Required work
Determine the count of lines containing "JSON" in the entries below and return only that figure.
=== Input material ===
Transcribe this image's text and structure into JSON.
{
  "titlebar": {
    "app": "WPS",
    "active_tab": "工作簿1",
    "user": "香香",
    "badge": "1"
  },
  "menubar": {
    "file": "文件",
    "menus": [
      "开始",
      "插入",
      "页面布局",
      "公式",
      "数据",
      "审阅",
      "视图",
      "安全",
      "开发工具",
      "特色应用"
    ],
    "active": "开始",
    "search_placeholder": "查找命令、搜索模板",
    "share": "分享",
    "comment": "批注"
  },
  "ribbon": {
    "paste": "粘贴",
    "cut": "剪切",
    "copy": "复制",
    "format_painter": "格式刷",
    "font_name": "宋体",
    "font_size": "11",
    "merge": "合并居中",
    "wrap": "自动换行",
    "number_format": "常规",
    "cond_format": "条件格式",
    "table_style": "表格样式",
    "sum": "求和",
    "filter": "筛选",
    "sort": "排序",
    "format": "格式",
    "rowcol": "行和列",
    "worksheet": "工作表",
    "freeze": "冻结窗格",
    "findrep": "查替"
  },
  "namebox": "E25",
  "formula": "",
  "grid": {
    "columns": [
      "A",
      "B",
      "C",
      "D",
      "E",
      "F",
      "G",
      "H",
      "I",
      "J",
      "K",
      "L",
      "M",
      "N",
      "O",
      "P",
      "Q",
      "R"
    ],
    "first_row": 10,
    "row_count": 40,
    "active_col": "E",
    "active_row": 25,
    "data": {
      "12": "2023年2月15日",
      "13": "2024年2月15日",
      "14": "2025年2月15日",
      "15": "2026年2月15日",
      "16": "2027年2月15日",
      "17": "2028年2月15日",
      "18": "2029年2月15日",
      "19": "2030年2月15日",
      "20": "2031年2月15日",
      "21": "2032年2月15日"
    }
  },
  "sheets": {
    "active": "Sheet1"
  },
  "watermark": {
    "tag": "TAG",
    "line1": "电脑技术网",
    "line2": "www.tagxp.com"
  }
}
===
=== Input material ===
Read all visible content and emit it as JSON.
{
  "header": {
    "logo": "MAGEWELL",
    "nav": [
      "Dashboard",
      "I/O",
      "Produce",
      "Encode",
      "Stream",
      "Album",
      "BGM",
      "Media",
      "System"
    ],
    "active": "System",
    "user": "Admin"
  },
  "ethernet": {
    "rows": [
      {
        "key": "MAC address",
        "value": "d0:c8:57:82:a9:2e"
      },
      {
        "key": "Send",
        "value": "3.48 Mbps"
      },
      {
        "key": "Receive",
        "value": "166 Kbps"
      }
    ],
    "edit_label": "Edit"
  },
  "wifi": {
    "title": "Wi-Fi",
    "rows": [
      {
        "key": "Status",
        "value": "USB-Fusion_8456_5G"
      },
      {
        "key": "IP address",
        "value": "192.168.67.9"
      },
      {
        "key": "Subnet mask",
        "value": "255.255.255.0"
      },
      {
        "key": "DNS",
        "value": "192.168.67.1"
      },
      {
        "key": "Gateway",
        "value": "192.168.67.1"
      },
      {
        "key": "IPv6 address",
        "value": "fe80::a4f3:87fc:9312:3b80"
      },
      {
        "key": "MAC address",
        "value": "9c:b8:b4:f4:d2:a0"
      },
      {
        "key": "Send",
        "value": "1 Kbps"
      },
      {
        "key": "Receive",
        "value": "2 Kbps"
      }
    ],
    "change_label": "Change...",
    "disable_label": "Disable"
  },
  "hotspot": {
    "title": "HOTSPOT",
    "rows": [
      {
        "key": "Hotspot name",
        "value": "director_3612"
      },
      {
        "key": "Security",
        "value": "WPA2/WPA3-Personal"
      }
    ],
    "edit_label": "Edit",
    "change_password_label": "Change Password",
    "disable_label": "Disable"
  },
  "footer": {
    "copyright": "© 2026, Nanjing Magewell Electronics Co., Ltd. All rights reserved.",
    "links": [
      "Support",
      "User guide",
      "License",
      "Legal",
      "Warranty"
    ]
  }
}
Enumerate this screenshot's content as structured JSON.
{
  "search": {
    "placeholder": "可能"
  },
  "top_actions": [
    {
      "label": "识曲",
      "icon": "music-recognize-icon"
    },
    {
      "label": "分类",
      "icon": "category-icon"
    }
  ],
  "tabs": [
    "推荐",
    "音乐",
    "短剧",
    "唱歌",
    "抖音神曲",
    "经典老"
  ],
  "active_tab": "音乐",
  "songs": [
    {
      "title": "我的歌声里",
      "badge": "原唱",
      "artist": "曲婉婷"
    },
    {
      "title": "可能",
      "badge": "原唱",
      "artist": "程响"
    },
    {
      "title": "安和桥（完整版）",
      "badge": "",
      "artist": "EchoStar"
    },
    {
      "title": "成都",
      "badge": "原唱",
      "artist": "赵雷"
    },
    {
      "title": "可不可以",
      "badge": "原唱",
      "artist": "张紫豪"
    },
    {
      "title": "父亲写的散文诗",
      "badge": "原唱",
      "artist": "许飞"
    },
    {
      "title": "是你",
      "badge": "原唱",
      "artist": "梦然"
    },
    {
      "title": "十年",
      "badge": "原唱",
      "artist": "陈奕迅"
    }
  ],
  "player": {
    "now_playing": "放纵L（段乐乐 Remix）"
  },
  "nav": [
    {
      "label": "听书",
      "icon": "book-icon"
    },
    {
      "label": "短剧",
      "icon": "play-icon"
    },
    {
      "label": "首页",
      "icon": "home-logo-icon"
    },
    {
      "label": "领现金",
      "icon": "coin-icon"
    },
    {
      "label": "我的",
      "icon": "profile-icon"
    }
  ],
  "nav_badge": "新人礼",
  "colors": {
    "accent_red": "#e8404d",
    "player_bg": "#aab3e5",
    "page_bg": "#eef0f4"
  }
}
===
Answer section
3